-- AIM OF THE EXERCISE --
In the data below, find every line that has the string "Historique", and copy it.

-- GIVEN INFORMATION --
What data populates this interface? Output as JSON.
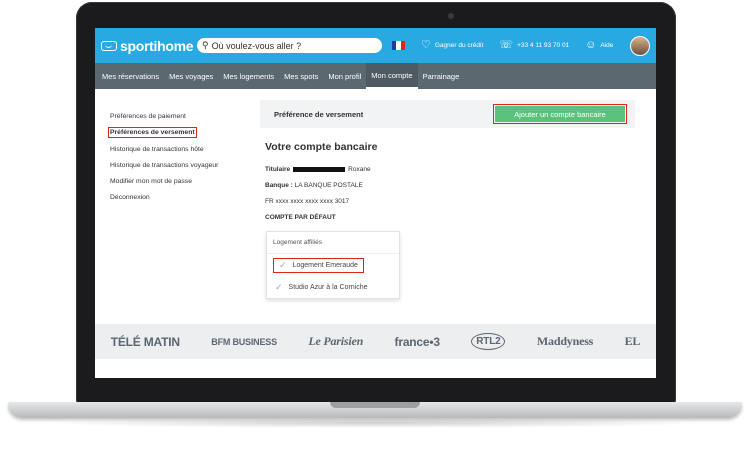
{
  "brand": {
    "name": "sportihome"
  },
  "search": {
    "placeholder": "Où voulez-vous aller ?"
  },
  "header": {
    "credit_label": "Gagner du crédit",
    "phone": "+33 4 11 93 70 01",
    "help_label": "Aide"
  },
  "colors": {
    "brand_blue": "#29a9e1",
    "nav_gray": "#5a6870",
    "button_green": "#5ac27b",
    "highlight_red": "#e2231a"
  },
  "nav": {
    "items": [
      "Mes réservations",
      "Mes voyages",
      "Mes logements",
      "Mes spots",
      "Mon profil",
      "Mon compte",
      "Parrainage"
    ],
    "active": "Mon compte"
  },
  "sidebar": {
    "items": [
      "Préférences de paiement",
      "Préférences de versement",
      "Historique de transactions hôte",
      "Historique de transactions voyageur",
      "Modifier mon mot de passe",
      "Déconnexion"
    ],
    "current": "Préférences de versement"
  },
  "panel": {
    "title": "Préférence de versement",
    "add_button": "Ajouter un compte bancaire"
  },
  "bank": {
    "heading": "Votre compte bancaire",
    "holder_label": "Titulaire",
    "holder_name": "Roxane",
    "bank_label": "Banque :",
    "bank_name": "LA BANQUE POSTALE",
    "iban": "FR xxxx xxxx xxxx xxxx 3017",
    "default_label": "COMPTE PAR DÉFAUT"
  },
  "dropdown": {
    "header": "Logement affiliés",
    "items": [
      "Logement Emeraude",
      "Studio Azur à la Corniche"
    ]
  },
  "press": {
    "logos": [
      "TÉLÉ MATIN",
      "BFM BUSINESS",
      "Le Parisien",
      "france•3",
      "RTL2",
      "Maddyness",
      "EL"
    ]
  }
}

-- SOLUTION TO THE PROBLEM --
      "Historique de transactions hôte",
      "Historique de transactions voyageur",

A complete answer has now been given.